Yesterday the world received the very welcome news that a COVID-19 vaccine could be cleared for use before December if regulators approve safety data.

Posted on 10 November 2020

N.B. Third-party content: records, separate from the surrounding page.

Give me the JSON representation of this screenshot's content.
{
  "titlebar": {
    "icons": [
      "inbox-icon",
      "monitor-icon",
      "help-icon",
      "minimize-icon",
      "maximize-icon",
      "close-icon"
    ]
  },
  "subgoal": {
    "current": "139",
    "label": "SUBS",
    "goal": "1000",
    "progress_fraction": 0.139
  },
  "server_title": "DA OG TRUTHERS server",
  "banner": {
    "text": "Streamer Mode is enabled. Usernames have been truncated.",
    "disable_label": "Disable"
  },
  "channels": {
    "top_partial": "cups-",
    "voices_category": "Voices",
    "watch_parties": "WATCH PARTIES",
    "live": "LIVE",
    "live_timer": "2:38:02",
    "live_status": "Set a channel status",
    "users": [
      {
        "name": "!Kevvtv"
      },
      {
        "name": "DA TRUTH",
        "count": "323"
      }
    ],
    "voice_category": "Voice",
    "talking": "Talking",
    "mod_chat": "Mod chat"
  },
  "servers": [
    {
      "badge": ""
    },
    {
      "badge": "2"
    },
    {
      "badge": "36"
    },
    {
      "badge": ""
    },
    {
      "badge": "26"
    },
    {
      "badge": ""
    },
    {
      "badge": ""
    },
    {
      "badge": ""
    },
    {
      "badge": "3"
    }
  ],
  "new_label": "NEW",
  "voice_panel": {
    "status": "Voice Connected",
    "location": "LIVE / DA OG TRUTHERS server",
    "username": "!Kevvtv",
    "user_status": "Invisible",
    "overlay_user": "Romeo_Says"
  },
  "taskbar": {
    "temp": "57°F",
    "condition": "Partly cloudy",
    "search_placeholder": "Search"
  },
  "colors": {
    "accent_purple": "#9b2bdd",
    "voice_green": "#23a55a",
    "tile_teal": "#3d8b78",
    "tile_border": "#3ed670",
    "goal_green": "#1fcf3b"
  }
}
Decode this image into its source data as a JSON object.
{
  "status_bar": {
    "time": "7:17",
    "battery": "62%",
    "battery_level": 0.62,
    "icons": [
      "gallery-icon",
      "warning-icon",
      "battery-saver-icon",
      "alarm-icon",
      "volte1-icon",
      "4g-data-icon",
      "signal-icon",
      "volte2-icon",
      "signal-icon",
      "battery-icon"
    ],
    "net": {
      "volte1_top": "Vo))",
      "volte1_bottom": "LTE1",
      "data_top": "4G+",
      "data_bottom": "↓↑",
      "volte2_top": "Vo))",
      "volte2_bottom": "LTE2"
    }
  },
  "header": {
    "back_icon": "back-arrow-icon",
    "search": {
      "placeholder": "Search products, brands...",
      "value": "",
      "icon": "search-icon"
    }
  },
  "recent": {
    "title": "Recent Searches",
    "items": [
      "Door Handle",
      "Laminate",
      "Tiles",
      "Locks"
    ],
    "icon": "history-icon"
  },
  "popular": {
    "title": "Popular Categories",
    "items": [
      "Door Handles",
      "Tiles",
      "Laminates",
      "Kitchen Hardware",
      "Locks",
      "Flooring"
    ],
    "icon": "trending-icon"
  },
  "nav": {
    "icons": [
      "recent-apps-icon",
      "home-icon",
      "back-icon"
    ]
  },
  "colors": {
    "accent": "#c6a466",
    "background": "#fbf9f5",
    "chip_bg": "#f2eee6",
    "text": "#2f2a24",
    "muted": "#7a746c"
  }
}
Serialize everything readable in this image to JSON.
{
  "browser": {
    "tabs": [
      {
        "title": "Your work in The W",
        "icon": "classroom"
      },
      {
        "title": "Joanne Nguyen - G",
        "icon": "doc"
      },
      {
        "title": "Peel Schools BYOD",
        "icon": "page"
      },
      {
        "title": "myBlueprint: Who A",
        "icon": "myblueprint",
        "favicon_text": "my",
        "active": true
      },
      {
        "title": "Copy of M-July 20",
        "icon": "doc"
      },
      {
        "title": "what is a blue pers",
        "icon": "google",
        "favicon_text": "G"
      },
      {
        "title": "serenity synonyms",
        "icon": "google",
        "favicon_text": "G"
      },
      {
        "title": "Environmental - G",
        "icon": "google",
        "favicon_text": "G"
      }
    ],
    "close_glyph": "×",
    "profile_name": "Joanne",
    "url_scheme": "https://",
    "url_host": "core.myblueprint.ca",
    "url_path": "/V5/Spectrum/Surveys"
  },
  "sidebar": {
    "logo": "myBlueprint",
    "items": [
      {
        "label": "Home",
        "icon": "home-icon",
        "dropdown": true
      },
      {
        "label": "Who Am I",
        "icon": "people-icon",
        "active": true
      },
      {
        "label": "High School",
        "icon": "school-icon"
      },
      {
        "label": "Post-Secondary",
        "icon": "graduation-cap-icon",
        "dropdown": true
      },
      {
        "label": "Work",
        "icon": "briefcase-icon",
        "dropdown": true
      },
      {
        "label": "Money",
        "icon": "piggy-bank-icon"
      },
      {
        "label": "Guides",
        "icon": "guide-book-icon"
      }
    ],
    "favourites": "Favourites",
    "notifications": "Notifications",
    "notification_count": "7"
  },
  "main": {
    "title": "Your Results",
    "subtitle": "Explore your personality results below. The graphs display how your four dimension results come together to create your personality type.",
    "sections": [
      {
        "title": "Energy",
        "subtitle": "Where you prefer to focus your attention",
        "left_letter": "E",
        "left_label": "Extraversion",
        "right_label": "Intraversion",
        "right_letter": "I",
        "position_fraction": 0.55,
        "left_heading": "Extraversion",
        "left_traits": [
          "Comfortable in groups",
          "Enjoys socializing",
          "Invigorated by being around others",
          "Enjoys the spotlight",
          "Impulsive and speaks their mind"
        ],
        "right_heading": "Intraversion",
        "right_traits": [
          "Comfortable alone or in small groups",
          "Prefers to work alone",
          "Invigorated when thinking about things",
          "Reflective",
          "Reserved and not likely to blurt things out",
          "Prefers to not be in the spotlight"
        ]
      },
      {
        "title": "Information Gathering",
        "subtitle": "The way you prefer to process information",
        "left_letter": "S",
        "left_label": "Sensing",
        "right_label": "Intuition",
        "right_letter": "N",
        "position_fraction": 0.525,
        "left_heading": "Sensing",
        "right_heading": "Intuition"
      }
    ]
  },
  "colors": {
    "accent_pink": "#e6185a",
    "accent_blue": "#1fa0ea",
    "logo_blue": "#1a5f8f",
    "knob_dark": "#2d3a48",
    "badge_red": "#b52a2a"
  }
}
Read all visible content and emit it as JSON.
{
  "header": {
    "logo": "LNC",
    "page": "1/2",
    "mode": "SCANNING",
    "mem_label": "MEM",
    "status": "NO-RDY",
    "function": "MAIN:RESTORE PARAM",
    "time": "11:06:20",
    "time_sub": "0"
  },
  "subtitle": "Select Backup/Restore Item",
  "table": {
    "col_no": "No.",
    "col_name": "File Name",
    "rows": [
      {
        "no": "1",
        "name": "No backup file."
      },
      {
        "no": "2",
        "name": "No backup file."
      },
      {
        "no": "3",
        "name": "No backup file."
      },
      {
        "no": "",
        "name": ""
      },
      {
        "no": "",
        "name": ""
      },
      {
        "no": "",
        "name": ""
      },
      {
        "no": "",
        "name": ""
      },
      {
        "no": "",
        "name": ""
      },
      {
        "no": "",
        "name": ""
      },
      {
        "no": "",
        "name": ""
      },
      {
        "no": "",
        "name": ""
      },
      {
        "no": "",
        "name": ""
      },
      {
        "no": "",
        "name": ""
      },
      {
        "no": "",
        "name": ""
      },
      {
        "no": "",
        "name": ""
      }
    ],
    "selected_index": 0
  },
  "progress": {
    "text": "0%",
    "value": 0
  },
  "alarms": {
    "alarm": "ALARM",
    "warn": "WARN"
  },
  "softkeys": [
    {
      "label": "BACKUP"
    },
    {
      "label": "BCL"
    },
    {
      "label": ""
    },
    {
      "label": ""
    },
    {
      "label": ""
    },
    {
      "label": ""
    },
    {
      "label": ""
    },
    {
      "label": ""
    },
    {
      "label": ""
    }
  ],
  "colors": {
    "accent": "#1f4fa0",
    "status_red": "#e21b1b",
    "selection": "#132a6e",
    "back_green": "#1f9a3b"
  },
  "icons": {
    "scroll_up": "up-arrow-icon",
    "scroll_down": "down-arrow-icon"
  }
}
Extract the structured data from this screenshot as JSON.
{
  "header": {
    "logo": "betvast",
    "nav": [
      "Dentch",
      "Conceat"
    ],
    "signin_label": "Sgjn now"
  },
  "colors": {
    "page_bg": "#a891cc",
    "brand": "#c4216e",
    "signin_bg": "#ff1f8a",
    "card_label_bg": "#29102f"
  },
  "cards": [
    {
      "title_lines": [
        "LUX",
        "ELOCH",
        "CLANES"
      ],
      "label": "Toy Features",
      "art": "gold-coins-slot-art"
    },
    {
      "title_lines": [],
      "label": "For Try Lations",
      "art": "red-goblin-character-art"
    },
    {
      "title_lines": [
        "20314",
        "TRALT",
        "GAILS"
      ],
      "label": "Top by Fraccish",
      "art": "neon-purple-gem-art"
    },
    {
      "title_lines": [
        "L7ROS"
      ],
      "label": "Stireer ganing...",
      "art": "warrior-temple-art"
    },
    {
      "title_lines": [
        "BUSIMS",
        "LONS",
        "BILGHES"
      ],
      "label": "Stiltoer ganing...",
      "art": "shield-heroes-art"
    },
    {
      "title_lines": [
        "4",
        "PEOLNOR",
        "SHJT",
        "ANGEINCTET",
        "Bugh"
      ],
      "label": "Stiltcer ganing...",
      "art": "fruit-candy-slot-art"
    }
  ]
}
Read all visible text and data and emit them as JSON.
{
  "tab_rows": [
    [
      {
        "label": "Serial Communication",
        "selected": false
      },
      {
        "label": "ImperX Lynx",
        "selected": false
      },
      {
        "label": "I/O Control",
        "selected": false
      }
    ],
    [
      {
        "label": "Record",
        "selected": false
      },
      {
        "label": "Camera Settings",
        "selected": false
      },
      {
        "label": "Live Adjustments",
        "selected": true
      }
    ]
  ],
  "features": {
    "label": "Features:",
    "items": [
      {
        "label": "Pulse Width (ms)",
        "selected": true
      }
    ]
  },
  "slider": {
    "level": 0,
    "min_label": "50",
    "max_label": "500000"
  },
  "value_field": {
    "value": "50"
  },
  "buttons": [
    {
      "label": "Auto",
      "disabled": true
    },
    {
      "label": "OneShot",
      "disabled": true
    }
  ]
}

Since the outbreak of COVID-19 late last year, scientists around the globe have raced to develop vaccines that work against the pathogen. The first vaccine to near the end of patient trials has now been produced by pharmaceutical companies, Pfizer and BioNtech.
 
They have trialled the vaccine on 43,500 people in six countries and no safety concerns have been raised, reports the BBC.
 
The trials were carried out in US, Germany, Brazil, Argentina, South Africa and Turkey.
 
The vaccine involves injecting part of the virus’s genetic code, in order to train the immune system. Previous trials have shown the vaccine trains the body to make both antibodies and another part of the immune system called T-cells, to fight the coronavirus.
 
The results show that two doses, three weeks apart, are needed to offer protection against COVID-19. It is reported that data showed ninety per cent protection was achieved seven days after the second dose.
 
Trials are continuing and the data presented is based on only the first 94 volunteers to develop COVID.
 
The BBC report states that there are around a dozen vaccines in the final stages of testing - known as phase 3 trials - but the Pfizer and BioNtech vaccine is the first to show any results. 
 
Pfizer and BioNTech say they will have enough safety data by the third week of November to take their vaccine to regulators.
 
The precise effectiveness of the vaccine may change when the full results are analysed, according to the BBC report.
 
The chairman of Pfizer, Dr Albert Bourla, is reported as saying:
 
"We are a significant step closer to providing people around the world with a much-needed breakthrough to help bring an end to this global health crisis."
 
Pfizer and BioNtech expect to supply 50 million doses by the end of this year and around 1.3 billion by the end of 2021. The BBC reports that the UK should get 10 million doses by the end of the year, with a further 30 million doses already ordered.
 
Leigh Day partner Gene Matthews, who has a particular expertise in consumer law and clinical trials, said:
 
“Scientists, academics and clinicians have been working tirelessly since the outbreak, to establish effective vaccines and treatments in response to COVID-19. Yesterday’s news of a vaccine brings hope to people across the world. For a vaccine to be produced in such a short space of time is a massive step forward for us all and we congratulate those who have worked so hard to achieve it. We look forward to hearing more about the vaccine in the next few weeks, including the patient safety data. A clear understanding as to the safety of any vaccine is likely to be key to public engagement, it will enable any genuine safety concerns to be properly addressed (and any misinformation can be thoroughly refuted).”